Traveling to Brainards was interesting in itself.  We would typically make the journey in two cars.  My grandparents, uncle and food in one car.  My parents, brothers – later sisters – me, and more food in the second car.  Our home was in a highly populated, congested area only a stone’s throw from Manhattan.  As we drove West to Brainards, the populated areas would get thinner, we would drive past lakes and forests and finally into rural farm country. The Interstate highway was not completed yet so our backroads threaded through cornfields, dairy and poultry farms.  Sprouting along the roadside in farm country were the famous Burma Shave signs entertaining us with little ditties like:

If you

Don’t know

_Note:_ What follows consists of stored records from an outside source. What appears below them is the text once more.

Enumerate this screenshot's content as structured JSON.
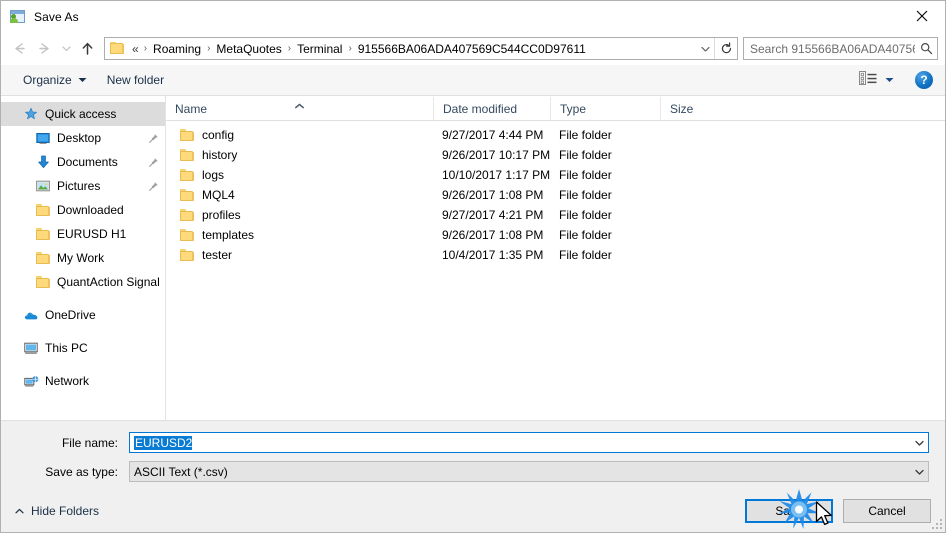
{
  "window": {
    "title": "Save As",
    "icon": "save-as-app-icon",
    "close_label": "×"
  },
  "navigation": {
    "back_icon": "back-arrow-icon",
    "forward_icon": "forward-arrow-icon",
    "recent_icon": "recent-locations-chevron-icon",
    "up_icon": "up-arrow-icon"
  },
  "address": {
    "folder_icon": "folder-icon",
    "lead": "«",
    "crumbs": [
      "Roaming",
      "MetaQuotes",
      "Terminal",
      "915566BA06ADA407569C544CC0D97611"
    ],
    "separator": "›",
    "dropdown_icon": "chevron-down-icon",
    "refresh_icon": "refresh-icon"
  },
  "search": {
    "placeholder": "Search 915566BA06ADA40756...",
    "icon": "search-icon"
  },
  "toolbar": {
    "organize_label": "Organize",
    "organize_caret": "caret-down-icon",
    "new_folder_label": "New folder",
    "view_icon": "view-layout-icon",
    "view_caret": "caret-down-icon",
    "help_label": "?",
    "help_icon": "help-circle-icon"
  },
  "sidebar": {
    "groups": [
      {
        "items": [
          {
            "label": "Quick access",
            "icon": "star-pin-icon",
            "selected": true,
            "pinned": false,
            "indent": 0
          },
          {
            "label": "Desktop",
            "icon": "desktop-icon",
            "selected": false,
            "pinned": true,
            "indent": 1
          },
          {
            "label": "Documents",
            "icon": "documents-download-icon",
            "selected": false,
            "pinned": true,
            "indent": 1
          },
          {
            "label": "Pictures",
            "icon": "pictures-icon",
            "selected": false,
            "pinned": true,
            "indent": 1
          },
          {
            "label": "Downloaded",
            "icon": "folder-icon",
            "selected": false,
            "pinned": false,
            "indent": 1
          },
          {
            "label": "EURUSD H1",
            "icon": "folder-icon",
            "selected": false,
            "pinned": false,
            "indent": 1
          },
          {
            "label": "My Work",
            "icon": "folder-icon",
            "selected": false,
            "pinned": false,
            "indent": 1
          },
          {
            "label": "QuantAction Signal",
            "icon": "folder-icon",
            "selected": false,
            "pinned": false,
            "indent": 1
          }
        ]
      },
      {
        "items": [
          {
            "label": "OneDrive",
            "icon": "onedrive-cloud-icon",
            "selected": false,
            "pinned": false,
            "indent": 0
          }
        ]
      },
      {
        "items": [
          {
            "label": "This PC",
            "icon": "this-pc-monitor-icon",
            "selected": false,
            "pinned": false,
            "indent": 0
          }
        ]
      },
      {
        "items": [
          {
            "label": "Network",
            "icon": "network-icon",
            "selected": false,
            "pinned": false,
            "indent": 0
          }
        ]
      }
    ]
  },
  "filelist": {
    "columns": [
      {
        "key": "name",
        "label": "Name"
      },
      {
        "key": "date",
        "label": "Date modified"
      },
      {
        "key": "type",
        "label": "Type"
      },
      {
        "key": "size",
        "label": "Size"
      }
    ],
    "sort": {
      "column": "Name",
      "direction": "ascending",
      "icon": "sort-ascending-caret-icon"
    },
    "rows": [
      {
        "name": "config",
        "date": "9/27/2017 4:44 PM",
        "type": "File folder",
        "size": "",
        "icon": "folder-icon"
      },
      {
        "name": "history",
        "date": "9/26/2017 10:17 PM",
        "type": "File folder",
        "size": "",
        "icon": "folder-icon"
      },
      {
        "name": "logs",
        "date": "10/10/2017 1:17 PM",
        "type": "File folder",
        "size": "",
        "icon": "folder-icon"
      },
      {
        "name": "MQL4",
        "date": "9/26/2017 1:08 PM",
        "type": "File folder",
        "size": "",
        "icon": "folder-icon"
      },
      {
        "name": "profiles",
        "date": "9/27/2017 4:21 PM",
        "type": "File folder",
        "size": "",
        "icon": "folder-icon"
      },
      {
        "name": "templates",
        "date": "9/26/2017 1:08 PM",
        "type": "File folder",
        "size": "",
        "icon": "folder-icon"
      },
      {
        "name": "tester",
        "date": "10/4/2017 1:35 PM",
        "type": "File folder",
        "size": "",
        "icon": "folder-icon"
      }
    ]
  },
  "form": {
    "filename_label": "File name:",
    "filename_value": "EURUSD2",
    "filename_selected": true,
    "filetype_label": "Save as type:",
    "filetype_value": "ASCII Text (*.csv)",
    "dropdown_icon": "chevron-down-icon"
  },
  "footer": {
    "hide_folders_label": "Hide Folders",
    "hide_folders_caret": "caret-up-icon",
    "save_label": "Save",
    "cancel_label": "Cancel",
    "resize_grip_icon": "resize-grip-icon",
    "click_effect_icon": "click-burst-icon",
    "cursor_icon": "mouse-arrow-cursor-icon"
  },
  "colors": {
    "accent": "#0078d7",
    "selection": "#0a7bd3",
    "folder_yellow": "#ffda7a",
    "chrome_bg": "#f0f0f0",
    "sidebar_selected": "#dcdcdc"
  }
}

Whose signs

These are

You couldn’t have 

Driven very far

Burma Shave 


No lady likes

To snuggle 

Or dine

Accompanied by

A porcupine

Burma Shave

Burma Shave signs along highway
Another set of Burma Shave signs. There were approximately 600 different verses.

Soon, our two cars would trundle into town, population about 200.  It still is 200 to this day.  I was always surprised to see the town’s residents out and about.  My grandmother’s harrowing tales about those she personally knew who had run afoul of quicksand, freight trains and whirlpools had given me the impression that Brainards was a ghost town.

Arriving at the reunion site was always chaotic.  The town’s population would significantly increase on reunion day because there would typically be 70 family and extended family members in attendance, so emerging from our cars would result in us facing an onslaught of hugs, kisses, handshakes, back slaps, warnings to kids to watch out for quicksand… you know the drill.  I would initially feel a bit anxious at the start of these reunions.  I was from east New Jersey, my cousins from the western part of the state.  I dressed differently and talked differently, they dressed and talked differently than I did.  However, these differences would soon be overlooked as we immersed ourselves in a day of fun and games.  The activities ranged from horseshoes, quoits, beanbag toss, badminton, baseball, croquet, all of these events highly competitive.  Oh and lawn darts – but watch out for quicksand, freight trains…. If the Delaware River was slow and sluggish and posed no threat of sucking us down in a whirlpool, we went swimming.  Sometimes my Dad’s uncle took us for a ride on the river in his boat.  Playing baseball was fun, my cousin Barry always reminded me of Mickey Mantle and he could hit a ball a country mile.  Occasionally we would hike across the railroad bridge spanning the Delaware to visit a limestone quarry on the Pennsylvania side.  In the crystal clear water you could see huge fish floating just below the surface.  They appeared to be looking back at us.  

The most magnificent sight at these reunions were how the picnic tables bowed from the mounds of food heaped on them.  The quantity and variety was astounding.  Tense moments would ensue as people would compare my grandmother’s kiffles to those of her sister and sister-in-law.  Her sister claimed her forgacsfank were lighter, but her husband declared my grandmother’s were so light, they could float away like bubbles.  One of the cousins would bring kegs of root beer.  I was not a big fan of root beer, but jeez, right out of the keg was like no root beer I ever tasted before.  Stories would be told, jokes would be told, in my early years some I didn’t understand.  We would eat, then play, then eat some more – but be careful not to swim until our food was fully digested.  

As the light of day began to dim, those of us who had a long ride home would soon have to load our overstuffed bodies back into our cars to make the return journey to civilization.  There would be parting hugs, kisses, backslaps and handshakes and declarations of “see you next year”.  In the descending darkness, we would read the Burma Shave signs going in the opposite direction, farmland to forest to houses and businesses and more lights.  We knew we were home when my mother woke us up to get out of the car.  Thinking about these reunions, I wistfully wondered if my grandmother were alive today, and I was to tell her that I was thinking of taking a trip to see how much Brainards has changed through the years, would she tell me to be careful of the quicksand?

Ernie Stricsek

Chatham Memoir Writers Group

July 7, 2022